(Work instruction) Please repeat all of the listing exactly.

%%

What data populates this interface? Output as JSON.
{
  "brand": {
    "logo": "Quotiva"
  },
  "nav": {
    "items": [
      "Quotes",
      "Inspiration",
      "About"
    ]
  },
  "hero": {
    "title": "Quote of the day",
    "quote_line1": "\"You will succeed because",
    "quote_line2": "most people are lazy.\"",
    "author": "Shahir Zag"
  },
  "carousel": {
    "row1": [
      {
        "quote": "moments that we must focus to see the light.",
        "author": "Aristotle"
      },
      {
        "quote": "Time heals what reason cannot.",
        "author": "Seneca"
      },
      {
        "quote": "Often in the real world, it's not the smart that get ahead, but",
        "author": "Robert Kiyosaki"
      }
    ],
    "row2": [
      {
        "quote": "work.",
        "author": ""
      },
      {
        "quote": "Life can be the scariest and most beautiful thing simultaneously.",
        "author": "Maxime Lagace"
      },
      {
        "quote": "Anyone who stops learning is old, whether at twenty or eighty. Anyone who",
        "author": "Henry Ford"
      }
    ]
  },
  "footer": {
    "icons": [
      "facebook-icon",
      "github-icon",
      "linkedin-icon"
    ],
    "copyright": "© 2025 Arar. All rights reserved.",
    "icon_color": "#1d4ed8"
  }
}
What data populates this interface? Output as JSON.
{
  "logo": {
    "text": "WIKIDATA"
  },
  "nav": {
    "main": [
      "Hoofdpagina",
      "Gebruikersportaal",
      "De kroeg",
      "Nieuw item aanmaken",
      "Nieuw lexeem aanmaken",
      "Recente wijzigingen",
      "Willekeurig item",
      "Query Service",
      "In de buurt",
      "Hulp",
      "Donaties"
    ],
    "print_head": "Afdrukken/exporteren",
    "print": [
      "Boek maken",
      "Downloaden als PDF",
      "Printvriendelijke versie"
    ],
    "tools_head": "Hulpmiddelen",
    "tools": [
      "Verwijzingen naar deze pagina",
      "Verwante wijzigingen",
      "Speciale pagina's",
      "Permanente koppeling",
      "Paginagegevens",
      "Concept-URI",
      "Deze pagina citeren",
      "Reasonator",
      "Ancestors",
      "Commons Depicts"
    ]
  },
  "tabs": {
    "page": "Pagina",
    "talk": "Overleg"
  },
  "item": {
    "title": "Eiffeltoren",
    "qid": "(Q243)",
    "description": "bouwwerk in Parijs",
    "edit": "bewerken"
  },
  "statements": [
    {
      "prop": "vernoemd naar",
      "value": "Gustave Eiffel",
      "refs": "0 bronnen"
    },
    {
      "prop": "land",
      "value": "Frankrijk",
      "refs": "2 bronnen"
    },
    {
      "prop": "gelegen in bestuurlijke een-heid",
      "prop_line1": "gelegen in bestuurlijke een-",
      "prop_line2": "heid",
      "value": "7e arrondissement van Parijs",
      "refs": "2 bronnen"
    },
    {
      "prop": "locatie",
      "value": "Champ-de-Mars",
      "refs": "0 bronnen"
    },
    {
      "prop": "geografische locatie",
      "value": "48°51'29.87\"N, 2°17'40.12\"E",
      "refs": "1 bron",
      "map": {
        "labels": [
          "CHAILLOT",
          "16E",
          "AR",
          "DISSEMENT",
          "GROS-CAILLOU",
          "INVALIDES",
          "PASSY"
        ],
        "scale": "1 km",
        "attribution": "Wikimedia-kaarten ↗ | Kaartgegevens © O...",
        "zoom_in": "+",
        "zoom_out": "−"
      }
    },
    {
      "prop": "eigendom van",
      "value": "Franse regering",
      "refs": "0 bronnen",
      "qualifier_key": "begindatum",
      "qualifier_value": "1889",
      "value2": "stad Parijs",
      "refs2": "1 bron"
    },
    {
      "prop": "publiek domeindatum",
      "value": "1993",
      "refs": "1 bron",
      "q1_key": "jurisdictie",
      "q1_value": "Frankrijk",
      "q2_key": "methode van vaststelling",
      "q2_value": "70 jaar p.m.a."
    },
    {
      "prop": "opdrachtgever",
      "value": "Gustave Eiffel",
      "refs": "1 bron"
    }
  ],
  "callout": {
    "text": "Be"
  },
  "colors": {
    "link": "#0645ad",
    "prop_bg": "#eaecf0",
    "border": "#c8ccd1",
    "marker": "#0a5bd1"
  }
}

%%

(Response to this exercise)
What data populates this interface? Output as JSON.
{
  "brand": {
    "logo": "Quotiva"
  },
  "nav": {
    "items": [
      "Quotes",
      "Inspiration",
      "About"
    ]
  },
  "hero": {
    "title": "Quote of the day",
    "quote_line1": "\"You will succeed because",
    "quote_line2": "most people are lazy.\"",
    "author": "Shahir Zag"
  },
  "carousel": {
    "row1": [
      {
        "quote": "moments that we must focus to see the light.",
        "author": "Aristotle"
      },
      {
        "quote": "Time heals what reason cannot.",
        "author": "Seneca"
      },
      {
        "quote": "Often in the real world, it's not the smart that get ahead, but",
        "author": "Robert Kiyosaki"
      }
    ],
    "row2": [
      {
        "quote": "work.",
        "author": ""
      },
      {
        "quote": "Life can be the scariest and most beautiful thing simultaneously.",
        "author": "Maxime Lagace"
      },
      {
        "quote": "Anyone who stops learning is old, whether at twenty or eighty. Anyone who",
        "author": "Henry Ford"
      }
    ]
  },
  "footer": {
    "icons": [
      "facebook-icon",
      "github-icon",
      "linkedin-icon"
    ],
    "copyright": "© 2025 Arar. All rights reserved.",
    "icon_color": "#1d4ed8"
  }
}
What data populates this interface? Output as JSON.
{
  "logo": {
    "text": "WIKIDATA"
  },
  "nav": {
    "main": [
      "Hoofdpagina",
      "Gebruikersportaal",
      "De kroeg",
      "Nieuw item aanmaken",
      "Nieuw lexeem aanmaken",
      "Recente wijzigingen",
      "Willekeurig item",
      "Query Service",
      "In de buurt",
      "Hulp",
      "Donaties"
    ],
    "print_head": "Afdrukken/exporteren",
    "print": [
      "Boek maken",
      "Downloaden als PDF",
      "Printvriendelijke versie"
    ],
    "tools_head": "Hulpmiddelen",
    "tools": [
      "Verwijzingen naar deze pagina",
      "Verwante wijzigingen",
      "Speciale pagina's",
      "Permanente koppeling",
      "Paginagegevens",
      "Concept-URI",
      "Deze pagina citeren",
      "Reasonator",
      "Ancestors",
      "Commons Depicts"
    ]
  },
  "tabs": {
    "page": "Pagina",
    "talk": "Overleg"
  },
  "item": {
    "title": "Eiffeltoren",
    "qid": "(Q243)",
    "description": "bouwwerk in Parijs",
    "edit": "bewerken"
  },
  "statements": [
    {
      "prop": "vernoemd naar",
      "value": "Gustave Eiffel",
      "refs": "0 bronnen"
    },
    {
      "prop": "land",
      "value": "Frankrijk",
      "refs": "2 bronnen"
    },
    {
      "prop": "gelegen in bestuurlijke een-heid",
      "prop_line1": "gelegen in bestuurlijke een-",
      "prop_line2": "heid",
      "value": "7e arrondissement van Parijs",
      "refs": "2 bronnen"
    },
    {
      "prop": "locatie",
      "value": "Champ-de-Mars",
      "refs": "0 bronnen"
    },
    {
      "prop": "geografische locatie",
      "value": "48°51'29.87\"N, 2°17'40.12\"E",
      "refs": "1 bron",
      "map": {
        "labels": [
          "CHAILLOT",
          "16E",
          "AR",
          "DISSEMENT",
          "GROS-CAILLOU",
          "INVALIDES",
          "PASSY"
        ],
        "scale": "1 km",
        "attribution": "Wikimedia-kaarten ↗ | Kaartgegevens © O...",
        "zoom_in": "+",
        "zoom_out": "−"
      }
    },
    {
      "prop": "eigendom van",
      "value": "Franse regering",
      "refs": "0 bronnen",
      "qualifier_key": "begindatum",
      "qualifier_value": "1889",
      "value2": "stad Parijs",
      "refs2": "1 bron"
    },
    {
      "prop": "publiek domeindatum",
      "value": "1993",
      "refs": "1 bron",
      "q1_key": "jurisdictie",
      "q1_value": "Frankrijk",
      "q2_key": "methode van vaststelling",
      "q2_value": "70 jaar p.m.a."
    },
    {
      "prop": "opdrachtgever",
      "value": "Gustave Eiffel",
      "refs": "1 bron"
    }
  ],
  "callout": {
    "text": "Be"
  },
  "colors": {
    "link": "#0645ad",
    "prop_bg": "#eaecf0",
    "border": "#c8ccd1",
    "marker": "#0a5bd1"
  }
}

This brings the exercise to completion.